§ Required work
Could each record be written out again exactly as it stands?

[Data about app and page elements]

------------

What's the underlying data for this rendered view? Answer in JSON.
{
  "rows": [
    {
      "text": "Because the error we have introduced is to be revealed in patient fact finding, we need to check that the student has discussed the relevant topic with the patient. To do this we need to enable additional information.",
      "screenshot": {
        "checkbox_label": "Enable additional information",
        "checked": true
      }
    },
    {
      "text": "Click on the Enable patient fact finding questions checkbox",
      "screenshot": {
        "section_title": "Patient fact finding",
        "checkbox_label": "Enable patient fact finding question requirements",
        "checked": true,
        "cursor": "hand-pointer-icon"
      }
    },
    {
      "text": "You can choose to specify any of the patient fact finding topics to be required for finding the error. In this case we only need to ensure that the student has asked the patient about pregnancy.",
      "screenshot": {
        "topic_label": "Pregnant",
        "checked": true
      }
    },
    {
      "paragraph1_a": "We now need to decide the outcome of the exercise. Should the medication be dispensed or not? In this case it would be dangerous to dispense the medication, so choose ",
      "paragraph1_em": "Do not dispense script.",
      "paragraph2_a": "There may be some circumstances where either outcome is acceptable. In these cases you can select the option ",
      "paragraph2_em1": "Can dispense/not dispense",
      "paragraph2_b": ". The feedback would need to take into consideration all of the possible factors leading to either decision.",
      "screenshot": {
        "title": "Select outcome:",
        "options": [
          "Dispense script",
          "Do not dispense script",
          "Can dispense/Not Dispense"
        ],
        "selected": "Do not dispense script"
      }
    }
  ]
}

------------

§ Solution for this problem
What's the underlying data for this rendered view? Answer in JSON.
{
  "rows": [
    {
      "text": "Because the error we have introduced is to be revealed in patient fact finding, we need to check that the student has discussed the relevant topic with the patient. To do this we need to enable additional information.",
      "screenshot": {
        "checkbox_label": "Enable additional information",
        "checked": true
      }
    },
    {
      "text": "Click on the Enable patient fact finding questions checkbox",
      "screenshot": {
        "section_title": "Patient fact finding",
        "checkbox_label": "Enable patient fact finding question requirements",
        "checked": true,
        "cursor": "hand-pointer-icon"
      }
    },
    {
      "text": "You can choose to specify any of the patient fact finding topics to be required for finding the error. In this case we only need to ensure that the student has asked the patient about pregnancy.",
      "screenshot": {
        "topic_label": "Pregnant",
        "checked": true
      }
    },
    {
      "paragraph1_a": "We now need to decide the outcome of the exercise. Should the medication be dispensed or not? In this case it would be dangerous to dispense the medication, so choose ",
      "paragraph1_em": "Do not dispense script.",
      "paragraph2_a": "There may be some circumstances where either outcome is acceptable. In these cases you can select the option ",
      "paragraph2_em1": "Can dispense/not dispense",
      "paragraph2_b": ". The feedback would need to take into consideration all of the possible factors leading to either decision.",
      "screenshot": {
        "title": "Select outcome:",
        "options": [
          "Dispense script",
          "Do not dispense script",
          "Can dispense/Not Dispense"
        ],
        "selected": "Do not dispense script"
      }
    }
  ]
}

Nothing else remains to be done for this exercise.